The Strategy Behind Why Grocery Stores Switch Up Their Layouts

When you go to your local grocery store, you generally expect things to be in the same place they were the week before — so it can be jarring when, out of the blue, your favorite snacks or go-to produce items aren't in their usual spots. Ever wonder why grocery stores like to rearrange their products? Turns out, there's a pretty savvy reason. According to Grocery Corridor, frequently changing the store's layout is often a deliberate part of the business' sales strategy.

Put simply, changing the layout of a grocery store forces customers to spend more time looking for their items, reported the site. Rather than heading straight for your desired products, grabbing them, and checking out, you're forced to wander through the store, actively searching for the items on your list. As such, you're reportedly more likely to pay attention to other departments, aisles, and products — which, ordinarily, you'd simply pass by without a second glance.

Why do grocery stores rely on changing their store layouts?

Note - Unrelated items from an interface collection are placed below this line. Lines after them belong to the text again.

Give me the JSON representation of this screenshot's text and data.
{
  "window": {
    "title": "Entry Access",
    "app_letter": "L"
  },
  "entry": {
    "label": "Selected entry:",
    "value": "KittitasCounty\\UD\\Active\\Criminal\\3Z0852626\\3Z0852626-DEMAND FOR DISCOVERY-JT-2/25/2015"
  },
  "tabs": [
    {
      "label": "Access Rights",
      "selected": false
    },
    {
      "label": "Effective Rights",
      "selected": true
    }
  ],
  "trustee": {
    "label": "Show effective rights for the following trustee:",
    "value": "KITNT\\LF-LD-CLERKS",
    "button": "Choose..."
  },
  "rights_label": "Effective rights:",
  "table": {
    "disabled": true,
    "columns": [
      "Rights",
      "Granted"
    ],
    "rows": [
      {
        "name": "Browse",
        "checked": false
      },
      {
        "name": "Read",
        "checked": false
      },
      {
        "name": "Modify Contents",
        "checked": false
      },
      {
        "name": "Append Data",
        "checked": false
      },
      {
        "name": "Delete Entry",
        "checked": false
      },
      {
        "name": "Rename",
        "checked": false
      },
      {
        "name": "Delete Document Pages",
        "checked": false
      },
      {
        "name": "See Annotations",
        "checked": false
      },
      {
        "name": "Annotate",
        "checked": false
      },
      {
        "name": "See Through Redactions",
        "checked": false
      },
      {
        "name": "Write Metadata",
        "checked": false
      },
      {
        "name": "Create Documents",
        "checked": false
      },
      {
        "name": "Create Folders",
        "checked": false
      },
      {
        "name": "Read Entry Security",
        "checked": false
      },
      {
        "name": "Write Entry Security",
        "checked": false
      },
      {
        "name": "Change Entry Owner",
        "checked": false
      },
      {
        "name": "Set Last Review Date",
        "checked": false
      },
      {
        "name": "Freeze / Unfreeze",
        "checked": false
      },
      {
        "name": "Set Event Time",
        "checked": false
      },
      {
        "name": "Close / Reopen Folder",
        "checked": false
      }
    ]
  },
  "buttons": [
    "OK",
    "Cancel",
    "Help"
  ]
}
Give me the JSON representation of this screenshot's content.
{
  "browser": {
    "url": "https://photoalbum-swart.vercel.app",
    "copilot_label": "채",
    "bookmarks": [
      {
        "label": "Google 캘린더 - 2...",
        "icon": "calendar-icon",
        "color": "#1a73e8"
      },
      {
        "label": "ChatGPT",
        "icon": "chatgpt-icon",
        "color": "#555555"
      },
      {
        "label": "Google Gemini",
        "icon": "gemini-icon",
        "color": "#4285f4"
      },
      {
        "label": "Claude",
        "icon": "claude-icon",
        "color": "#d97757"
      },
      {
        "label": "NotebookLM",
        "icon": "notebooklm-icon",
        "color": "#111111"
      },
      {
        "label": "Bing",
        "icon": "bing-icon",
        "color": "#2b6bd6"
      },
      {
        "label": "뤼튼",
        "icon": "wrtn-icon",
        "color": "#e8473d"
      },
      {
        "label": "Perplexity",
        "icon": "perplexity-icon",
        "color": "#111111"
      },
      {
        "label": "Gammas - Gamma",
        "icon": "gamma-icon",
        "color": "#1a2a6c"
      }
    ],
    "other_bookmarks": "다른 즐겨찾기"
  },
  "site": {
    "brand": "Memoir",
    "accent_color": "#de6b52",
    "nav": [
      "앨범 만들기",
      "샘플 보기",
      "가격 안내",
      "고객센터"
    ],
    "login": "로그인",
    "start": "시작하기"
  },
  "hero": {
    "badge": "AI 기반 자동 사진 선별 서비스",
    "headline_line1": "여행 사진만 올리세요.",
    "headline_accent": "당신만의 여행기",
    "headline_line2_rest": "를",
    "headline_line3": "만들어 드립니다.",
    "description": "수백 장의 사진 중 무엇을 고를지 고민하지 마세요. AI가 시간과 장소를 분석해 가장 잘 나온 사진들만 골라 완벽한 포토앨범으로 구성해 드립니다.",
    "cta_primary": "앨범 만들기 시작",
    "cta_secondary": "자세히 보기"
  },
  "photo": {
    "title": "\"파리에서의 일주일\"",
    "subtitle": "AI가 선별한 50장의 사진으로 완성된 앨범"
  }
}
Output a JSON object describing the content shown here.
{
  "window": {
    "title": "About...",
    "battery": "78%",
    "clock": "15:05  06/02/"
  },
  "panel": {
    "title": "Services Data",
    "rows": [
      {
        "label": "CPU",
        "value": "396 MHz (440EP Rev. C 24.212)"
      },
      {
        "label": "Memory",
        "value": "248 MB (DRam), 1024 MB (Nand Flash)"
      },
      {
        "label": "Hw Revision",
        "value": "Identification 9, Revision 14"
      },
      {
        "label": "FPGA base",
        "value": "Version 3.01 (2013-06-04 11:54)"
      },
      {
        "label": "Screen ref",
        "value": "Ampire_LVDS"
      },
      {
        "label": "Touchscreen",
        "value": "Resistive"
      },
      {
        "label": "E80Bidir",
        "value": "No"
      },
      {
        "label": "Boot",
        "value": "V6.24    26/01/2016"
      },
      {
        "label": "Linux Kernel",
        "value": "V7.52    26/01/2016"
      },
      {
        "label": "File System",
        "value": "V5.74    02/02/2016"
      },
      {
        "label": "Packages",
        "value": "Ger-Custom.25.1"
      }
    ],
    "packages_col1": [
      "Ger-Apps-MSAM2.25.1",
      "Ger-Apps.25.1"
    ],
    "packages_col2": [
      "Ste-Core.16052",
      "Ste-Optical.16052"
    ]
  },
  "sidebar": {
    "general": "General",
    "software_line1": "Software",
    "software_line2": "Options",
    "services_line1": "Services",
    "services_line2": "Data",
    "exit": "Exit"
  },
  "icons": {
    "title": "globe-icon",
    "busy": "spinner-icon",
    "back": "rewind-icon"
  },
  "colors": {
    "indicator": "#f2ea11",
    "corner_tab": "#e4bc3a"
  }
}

According to, grocery stores typically have very slim profit margins — often between just 1% and 3%. In a practical sense, this means that in many cases, the store may only earn a few cents for each item sold. Rather than relying on high profit margins, grocery stores make money depending on the number of items customers buy. As such, grocery stores have an incentive to get customers to purchase more products each time they go shopping.

Per Grocery Corridor, customers who are familiar with a store's layout are more likely to grab only the items they need without adding any impulse buys to their carts. In contrast, a store with a fresh layout forces you to spend scan the shelves more thoroughly — making it more likely that a new product or item will catch your eye. This strategy helps grocery stores achieve their goal of increasing the number of items included in each transaction, giving their slim margins a boost.